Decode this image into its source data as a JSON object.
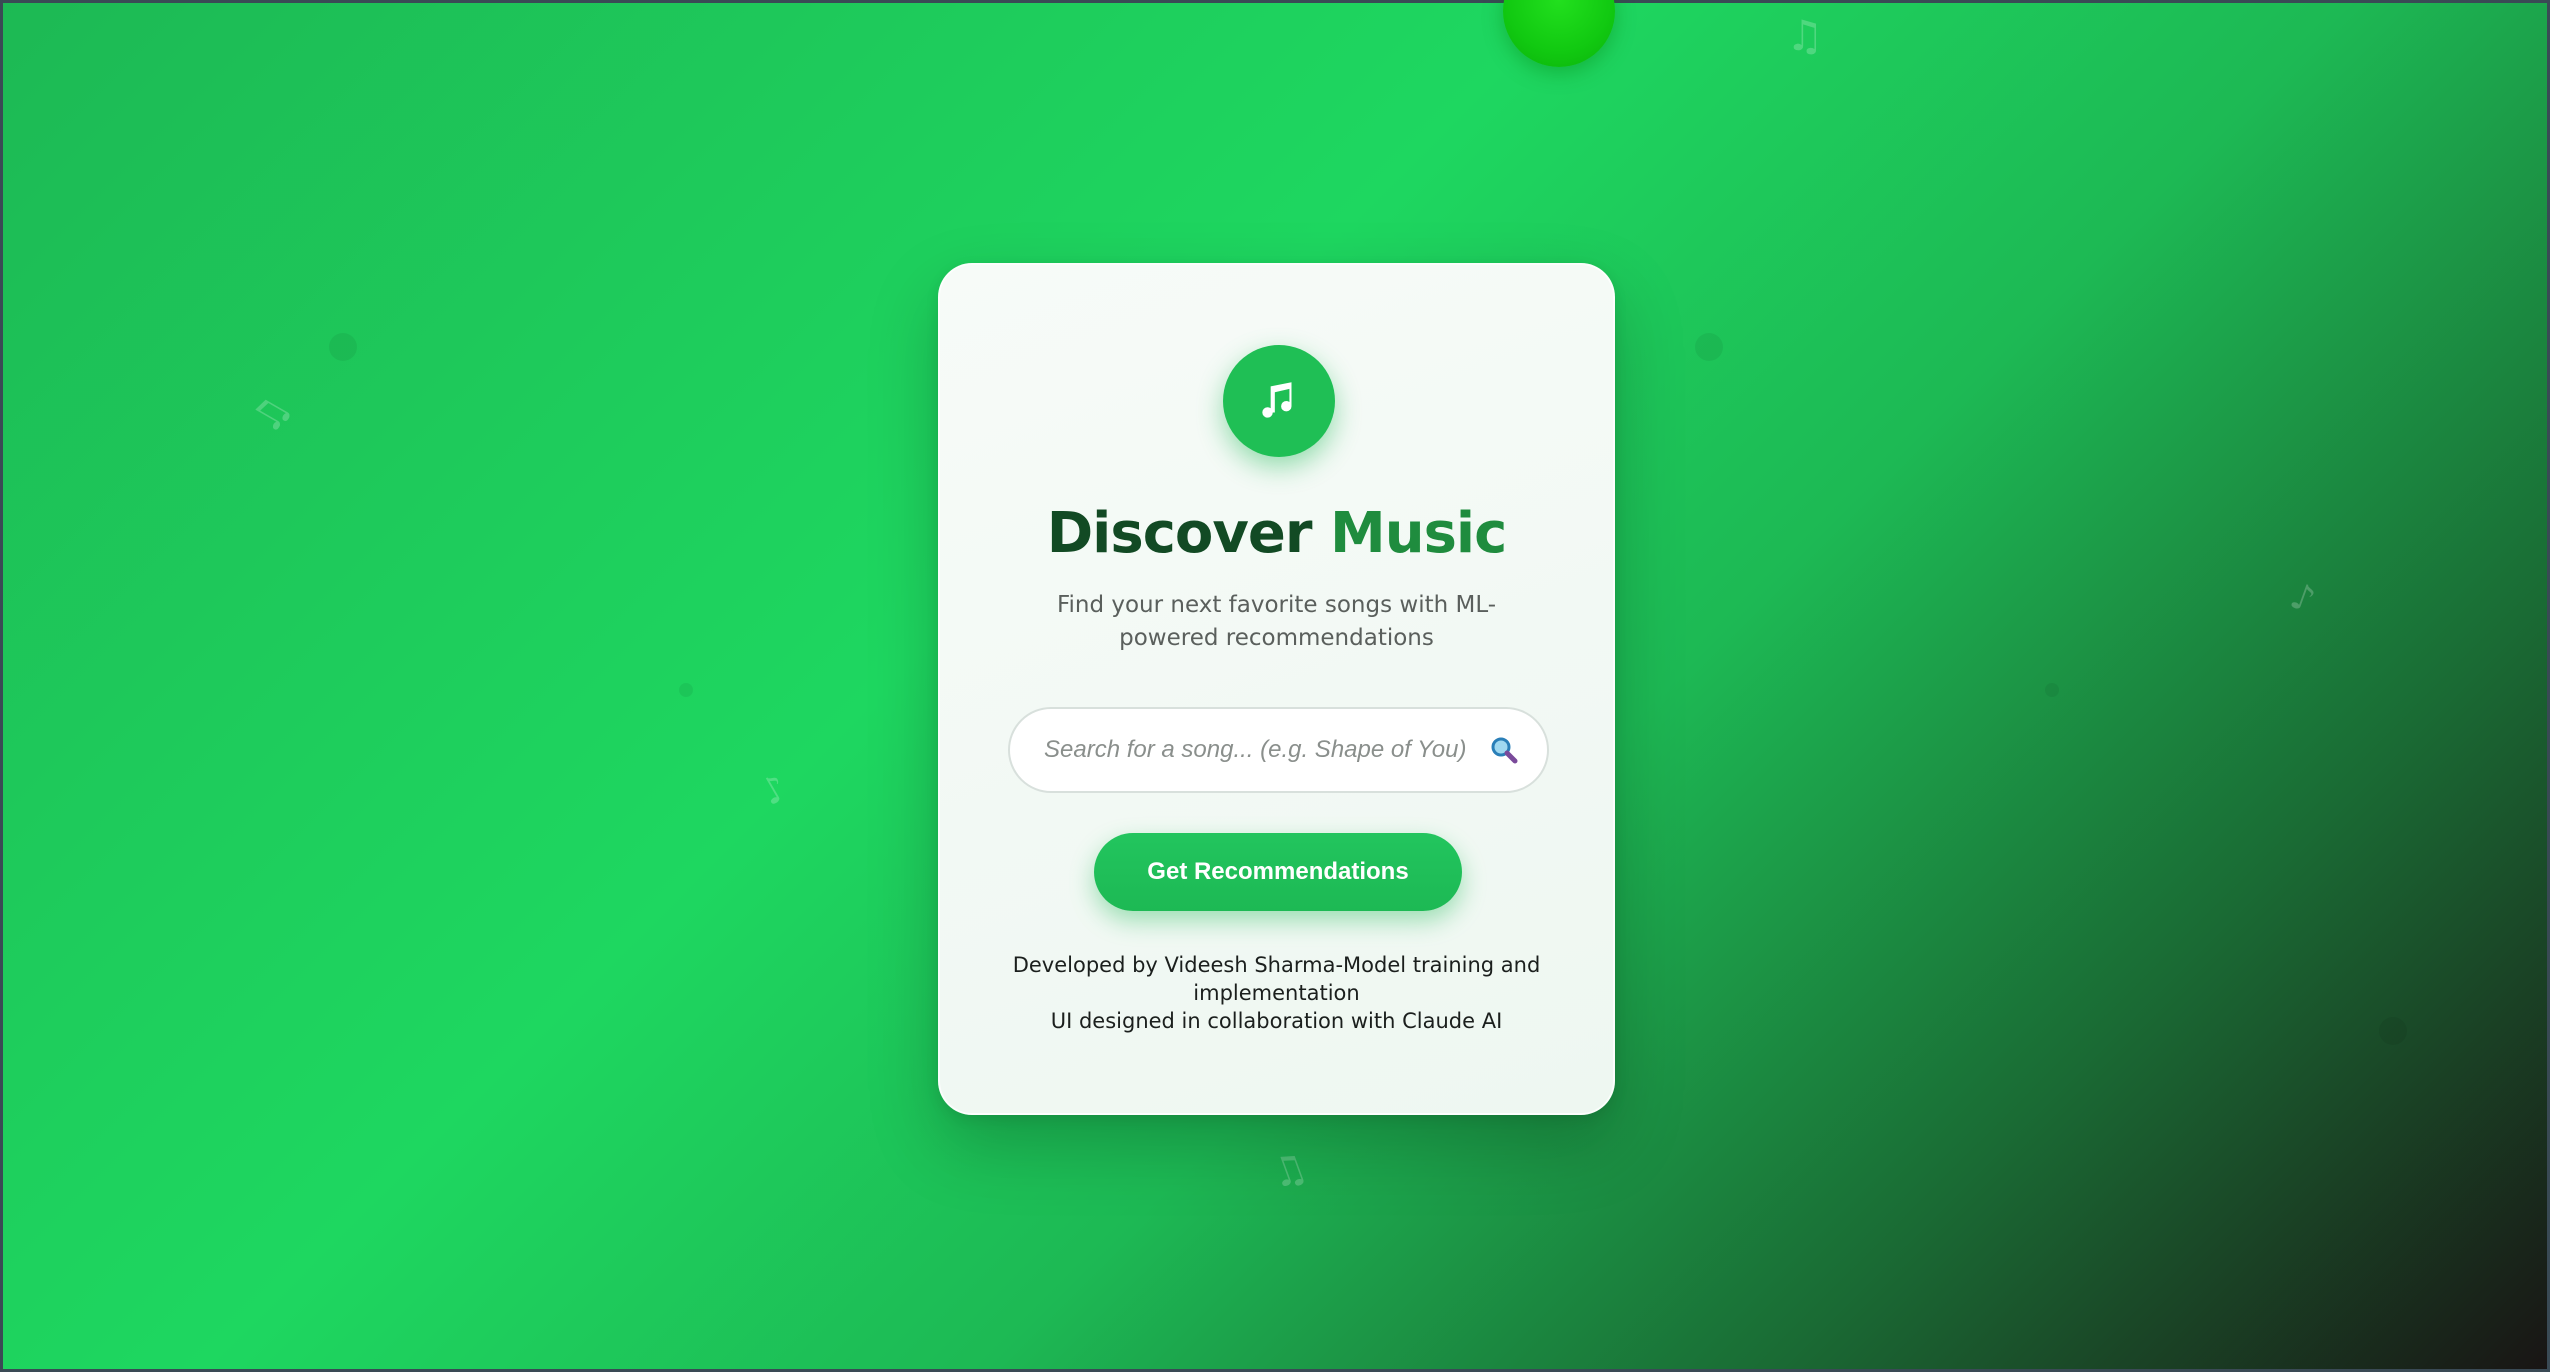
{
  "app": {
    "title": "Discover",
    "title_accent": "Music",
    "subtitle": "Find your next favorite songs with ML-powered recommendations",
    "logo_icon": "music-note-icon"
  },
  "search": {
    "placeholder": "Search for a song... (e.g. Shape of You)",
    "value": "",
    "icon": "magnifier-icon"
  },
  "actions": {
    "recommend_label": "Get Recommendations"
  },
  "footer": {
    "line1": "Developed by Videesh Sharma-Model training and implementation",
    "line2": "UI designed in collaboration with Claude AI"
  },
  "colors": {
    "accent": "#1db954",
    "accent_light": "#1ed760",
    "dark": "#191414",
    "title_dark": "#124a24",
    "title_accent": "#1f8c3e"
  }
}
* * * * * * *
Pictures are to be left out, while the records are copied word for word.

Decode this image into its source data as a JSON object.
{
  "app": {
    "title": "Discover",
    "title_accent": "Music",
    "subtitle": "Find your next favorite songs with ML-powered recommendations",
    "logo_icon": "music-note-icon"
  },
  "search": {
    "placeholder": "Search for a song... (e.g. Shape of You)",
    "value": "",
    "icon": "magnifier-icon"
  },
  "actions": {
    "recommend_label": "Get Recommendations"
  },
  "footer": {
    "line1": "Developed by Videesh Sharma-Model training and implementation",
    "line2": "UI designed in collaboration with Claude AI"
  },
  "colors": {
    "accent": "#1db954",
    "accent_light": "#1ed760",
    "dark": "#191414",
    "title_dark": "#124a24",
    "title_accent": "#1f8c3e"
  }
}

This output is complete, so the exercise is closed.